In order to set your environment up to work with the registry import, there are a few things that you want to have in place beforehand.
- Install all printers that you would like to be available to a user as a possibility for setting as the default
- Have a login script in place that has the batch code in it to set the printer, or alternatively call a “printer.bat” file to run the printer configuration
- Have a registry file in place that matches the “computername” of the workstation the user is logging into
- Make sure your user is not restricted from 1) running batch files 2) editing the registry via group policy or other means
Let’s take a look at the batch file code that is used to call the registry file:
If exist “%LogonServer%\\Netlogon\\%ComputerName%.REG” regedit /S “%LogonServer%\\Netlogon\\%ComputerName%.REG”
In the above code, the login script will look at the domain controller netlogon directory which is where the login script is called from and look to see if there exists a registry file for the workstation that the user is logged into.
The registry file:
In the registry file above, the “Someprinter” is the name of the printer on the workstation that you want set to the default.
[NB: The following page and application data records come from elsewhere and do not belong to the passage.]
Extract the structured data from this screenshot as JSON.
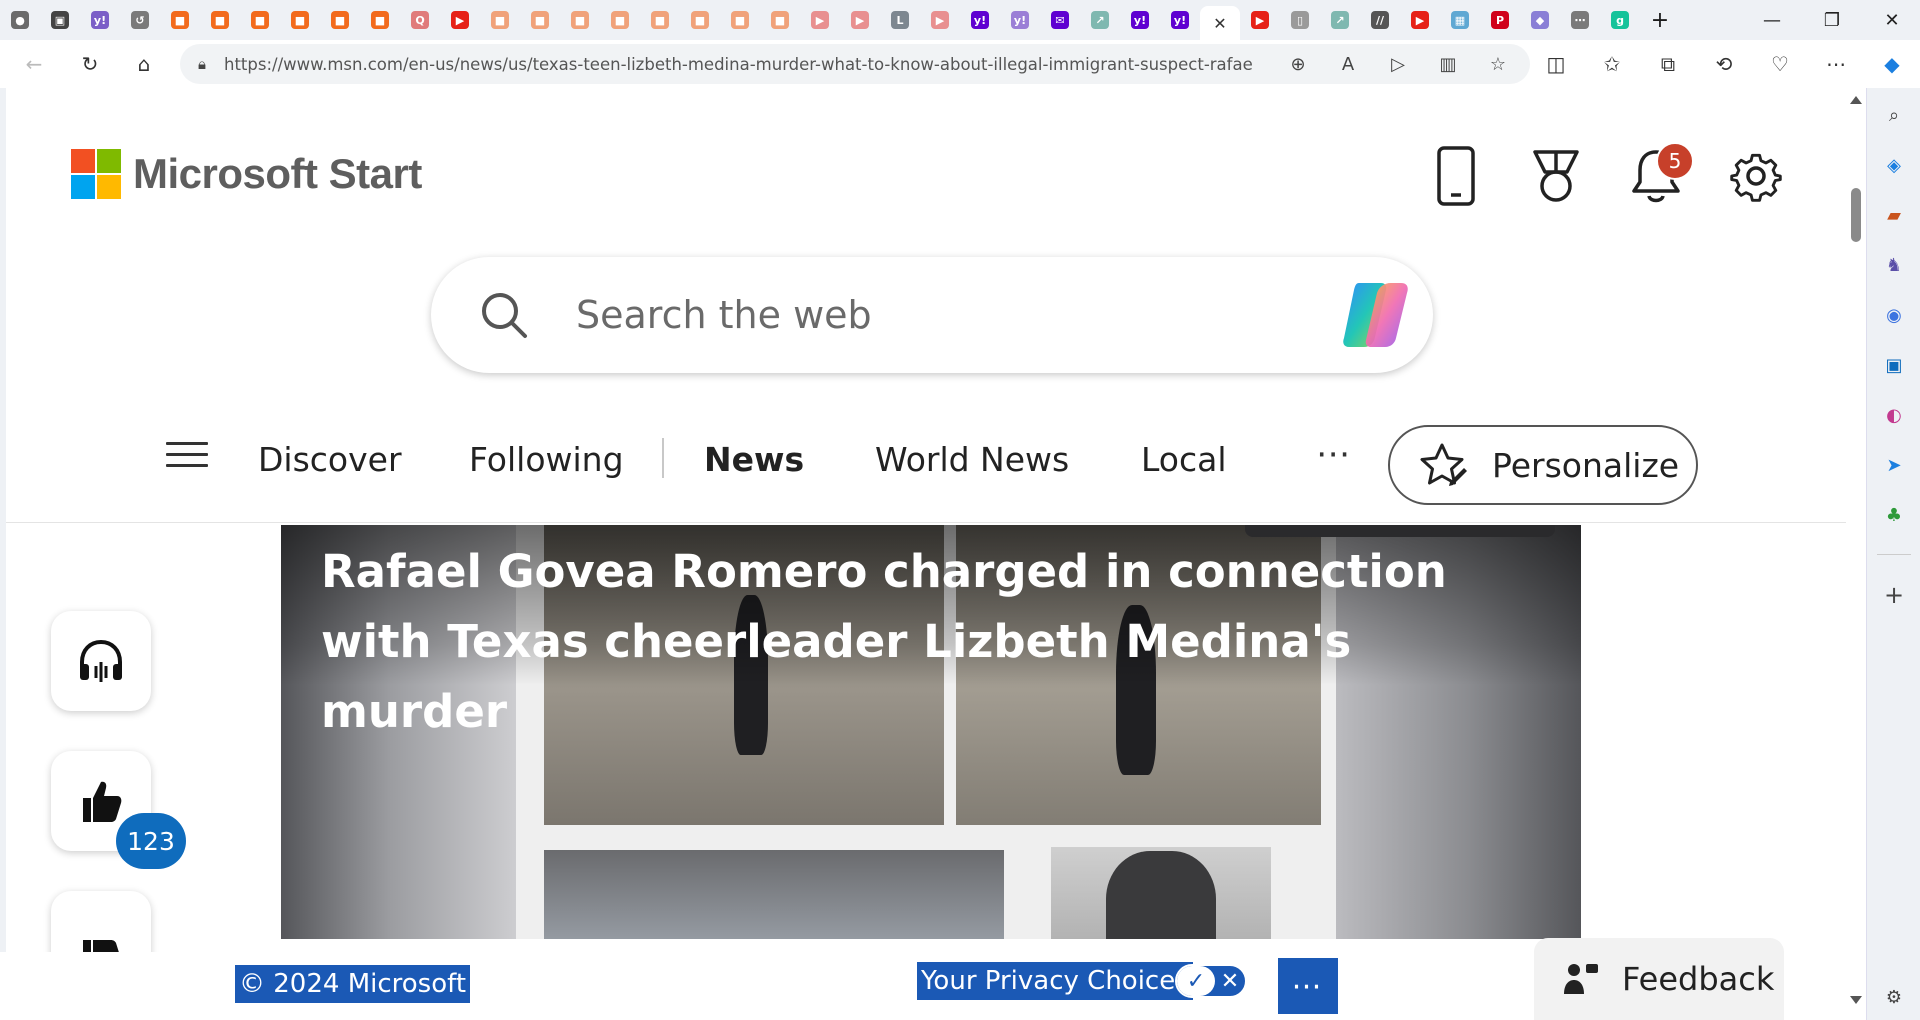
{
  "browser": {
    "url": "https://www.msn.com/en-us/news/us/texas-teen-lizbeth-medina-murder-what-to-know-about-illegal-immigrant-suspect-rafael-ro...",
    "tab_favicons": [
      {
        "name": "profile-icon",
        "color": "#6b6b6b",
        "glyph": "●"
      },
      {
        "name": "tab-actions-icon",
        "color": "#444444",
        "glyph": "▣"
      },
      {
        "name": "yahoo-tab-icon",
        "color": "#7b5fc7",
        "glyph": "y!"
      },
      {
        "name": "history-tab-icon",
        "color": "#7a7a7a",
        "glyph": "↺"
      },
      {
        "name": "bookmark-tab-icon",
        "color": "#f26b1d",
        "glyph": "■"
      },
      {
        "name": "bookmark-tab-icon",
        "color": "#f26b1d",
        "glyph": "■"
      },
      {
        "name": "bookmark-tab-icon",
        "color": "#f26b1d",
        "glyph": "■"
      },
      {
        "name": "bookmark-tab-icon",
        "color": "#f26b1d",
        "glyph": "■"
      },
      {
        "name": "bookmark-tab-icon",
        "color": "#f26b1d",
        "glyph": "■"
      },
      {
        "name": "bookmark-tab-icon",
        "color": "#f26b1d",
        "glyph": "■"
      },
      {
        "name": "search-tab-icon",
        "color": "#e07b7b",
        "glyph": "Q"
      },
      {
        "name": "youtube-tab-icon",
        "color": "#e62117",
        "glyph": "▶"
      },
      {
        "name": "bookmark-tab-icon",
        "color": "#f0a27a",
        "glyph": "■"
      },
      {
        "name": "bookmark-tab-icon",
        "color": "#f0a27a",
        "glyph": "■"
      },
      {
        "name": "bookmark-tab-icon",
        "color": "#f0a27a",
        "glyph": "■"
      },
      {
        "name": "bookmark-tab-icon",
        "color": "#f0a27a",
        "glyph": "■"
      },
      {
        "name": "bookmark-tab-icon",
        "color": "#f0a27a",
        "glyph": "■"
      },
      {
        "name": "bookmark-tab-icon",
        "color": "#f0a27a",
        "glyph": "■"
      },
      {
        "name": "bookmark-tab-icon",
        "color": "#f0a27a",
        "glyph": "■"
      },
      {
        "name": "bookmark-tab-icon",
        "color": "#f0a27a",
        "glyph": "■"
      },
      {
        "name": "youtube-tab-icon",
        "color": "#e89090",
        "glyph": "▶"
      },
      {
        "name": "youtube-tab-icon",
        "color": "#e89090",
        "glyph": "▶"
      },
      {
        "name": "letter-tab-icon",
        "color": "#7d8790",
        "glyph": "L"
      },
      {
        "name": "youtube-tab-icon",
        "color": "#e89090",
        "glyph": "▶"
      },
      {
        "name": "yahoo-tab-icon",
        "color": "#5f01d1",
        "glyph": "y!"
      },
      {
        "name": "yahoo-tab-icon",
        "color": "#9b7fd6",
        "glyph": "y!"
      },
      {
        "name": "yahoo-mail-tab-icon",
        "color": "#5f01d1",
        "glyph": "✉"
      },
      {
        "name": "arrow-tab-icon",
        "color": "#7fb8b0",
        "glyph": "↗"
      },
      {
        "name": "yahoo-tab-icon",
        "color": "#5f01d1",
        "glyph": "y!"
      },
      {
        "name": "yahoo-tab-icon",
        "color": "#5f01d1",
        "glyph": "y!"
      }
    ],
    "tab_favicons_after": [
      {
        "name": "youtube-tab-icon",
        "color": "#e62117",
        "glyph": "▶"
      },
      {
        "name": "page-tab-icon",
        "color": "#9a9a9a",
        "glyph": "▯"
      },
      {
        "name": "arrow-tab-icon",
        "color": "#7fb8b0",
        "glyph": "↗"
      },
      {
        "name": "slash-tab-icon",
        "color": "#555555",
        "glyph": "//"
      },
      {
        "name": "youtube-tab-icon",
        "color": "#e62117",
        "glyph": "▶"
      },
      {
        "name": "image-tab-icon",
        "color": "#5fa8d3",
        "glyph": "▦"
      },
      {
        "name": "pinterest-tab-icon",
        "color": "#d0021b",
        "glyph": "P"
      },
      {
        "name": "shield-tab-icon",
        "color": "#8a7fd6",
        "glyph": "◆"
      },
      {
        "name": "dots-tab-icon",
        "color": "#7a7a7a",
        "glyph": "⋯"
      },
      {
        "name": "grammarly-tab-icon",
        "color": "#15c39a",
        "glyph": "g"
      }
    ]
  },
  "header": {
    "brand": "Microsoft Start",
    "notification_count": "5",
    "logo_colors": [
      "#f25022",
      "#7fba00",
      "#00a4ef",
      "#ffb900"
    ]
  },
  "search": {
    "placeholder": "Search the web"
  },
  "nav": {
    "items": [
      "Discover",
      "Following",
      "News",
      "World News",
      "Local"
    ],
    "active": "News",
    "personalize": "Personalize"
  },
  "article": {
    "headline": "Rafael Govea Romero charged in connection with Texas cheerleader Lizbeth Medina's murder",
    "like_count": "123"
  },
  "footer": {
    "copyright": "© 2024 Microsoft",
    "privacy": "Your Privacy Choices",
    "feedback": "Feedback",
    "accent": "#1b59b5"
  }
}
It is suggested that you actually name the printer something meaningful such as the location or room number that the printer resides. Also, it is essential that you name the above registry file the name of the workstation exactly. Any misspellings or typos here will result in the printer not getting set correctly because the code looks for the exact computername. So for example:
This is a really powerful tool to utilize in a multi workstation environment such as at a school or university. If you have students logging into 10 different computer labs and don’t want the students to have to choose which printer is the correct printer.
Many administrators set their printers via group policy and that is great. The only issue with group policy is that in many environments there may be sporadic problems with group policy applying settings that you want it to apply and so forth. We have seen the registry/login script method work in a number of environments and different operating systems without any problems and it always works correctly.